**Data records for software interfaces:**
Content starts
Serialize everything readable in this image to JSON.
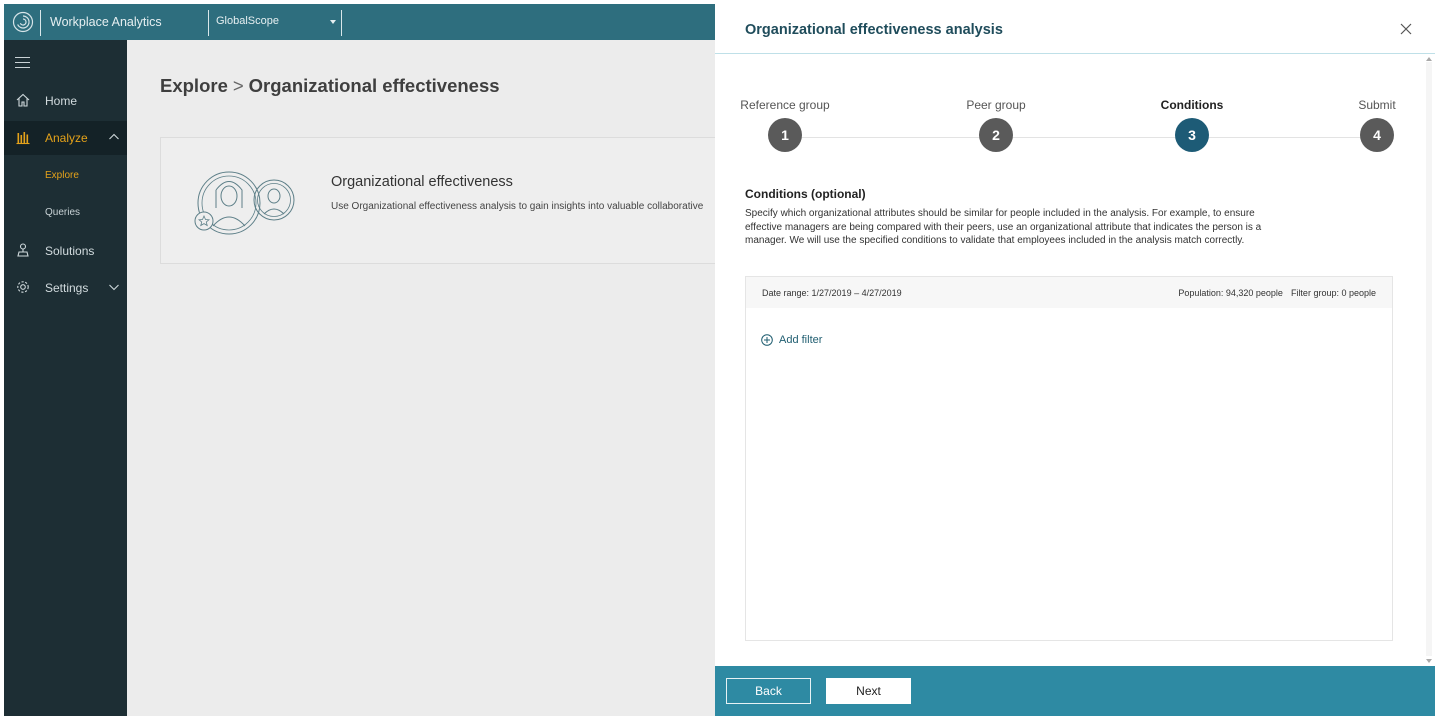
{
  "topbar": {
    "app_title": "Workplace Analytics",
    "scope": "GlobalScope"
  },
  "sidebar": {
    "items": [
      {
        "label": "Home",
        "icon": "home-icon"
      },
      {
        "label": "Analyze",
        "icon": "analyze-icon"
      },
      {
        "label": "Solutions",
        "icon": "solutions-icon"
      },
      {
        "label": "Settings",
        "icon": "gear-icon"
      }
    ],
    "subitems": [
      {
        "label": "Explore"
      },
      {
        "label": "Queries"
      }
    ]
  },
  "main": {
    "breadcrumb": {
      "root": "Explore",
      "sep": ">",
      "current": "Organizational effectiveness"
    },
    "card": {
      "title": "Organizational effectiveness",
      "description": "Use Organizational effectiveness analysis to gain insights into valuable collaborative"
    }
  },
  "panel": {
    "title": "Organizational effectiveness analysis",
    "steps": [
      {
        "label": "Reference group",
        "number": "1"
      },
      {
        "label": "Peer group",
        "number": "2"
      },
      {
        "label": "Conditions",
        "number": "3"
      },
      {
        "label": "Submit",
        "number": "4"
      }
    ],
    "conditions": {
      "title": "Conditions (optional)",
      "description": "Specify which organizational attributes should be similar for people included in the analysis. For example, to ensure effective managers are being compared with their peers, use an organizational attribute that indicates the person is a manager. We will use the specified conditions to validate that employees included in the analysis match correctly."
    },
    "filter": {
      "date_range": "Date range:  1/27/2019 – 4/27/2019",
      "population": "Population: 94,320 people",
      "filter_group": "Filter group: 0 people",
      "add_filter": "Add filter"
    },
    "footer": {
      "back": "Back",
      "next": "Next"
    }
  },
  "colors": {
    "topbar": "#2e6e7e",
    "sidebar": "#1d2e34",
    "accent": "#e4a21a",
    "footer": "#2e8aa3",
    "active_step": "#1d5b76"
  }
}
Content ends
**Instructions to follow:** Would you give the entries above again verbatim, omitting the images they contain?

**Response area:**
Serialize everything readable in this image to JSON.
{
  "topbar": {
    "app_title": "Workplace Analytics",
    "scope": "GlobalScope"
  },
  "sidebar": {
    "items": [
      {
        "label": "Home",
        "icon": "home-icon"
      },
      {
        "label": "Analyze",
        "icon": "analyze-icon"
      },
      {
        "label": "Solutions",
        "icon": "solutions-icon"
      },
      {
        "label": "Settings",
        "icon": "gear-icon"
      }
    ],
    "subitems": [
      {
        "label": "Explore"
      },
      {
        "label": "Queries"
      }
    ]
  },
  "main": {
    "breadcrumb": {
      "root": "Explore",
      "sep": ">",
      "current": "Organizational effectiveness"
    },
    "card": {
      "title": "Organizational effectiveness",
      "description": "Use Organizational effectiveness analysis to gain insights into valuable collaborative"
    }
  },
  "panel": {
    "title": "Organizational effectiveness analysis",
    "steps": [
      {
        "label": "Reference group",
        "number": "1"
      },
      {
        "label": "Peer group",
        "number": "2"
      },
      {
        "label": "Conditions",
        "number": "3"
      },
      {
        "label": "Submit",
        "number": "4"
      }
    ],
    "conditions": {
      "title": "Conditions (optional)",
      "description": "Specify which organizational attributes should be similar for people included in the analysis. For example, to ensure effective managers are being compared with their peers, use an organizational attribute that indicates the person is a manager. We will use the specified conditions to validate that employees included in the analysis match correctly."
    },
    "filter": {
      "date_range": "Date range:  1/27/2019 – 4/27/2019",
      "population": "Population: 94,320 people",
      "filter_group": "Filter group: 0 people",
      "add_filter": "Add filter"
    },
    "footer": {
      "back": "Back",
      "next": "Next"
    }
  },
  "colors": {
    "topbar": "#2e6e7e",
    "sidebar": "#1d2e34",
    "accent": "#e4a21a",
    "footer": "#2e8aa3",
    "active_step": "#1d5b76"
  }
}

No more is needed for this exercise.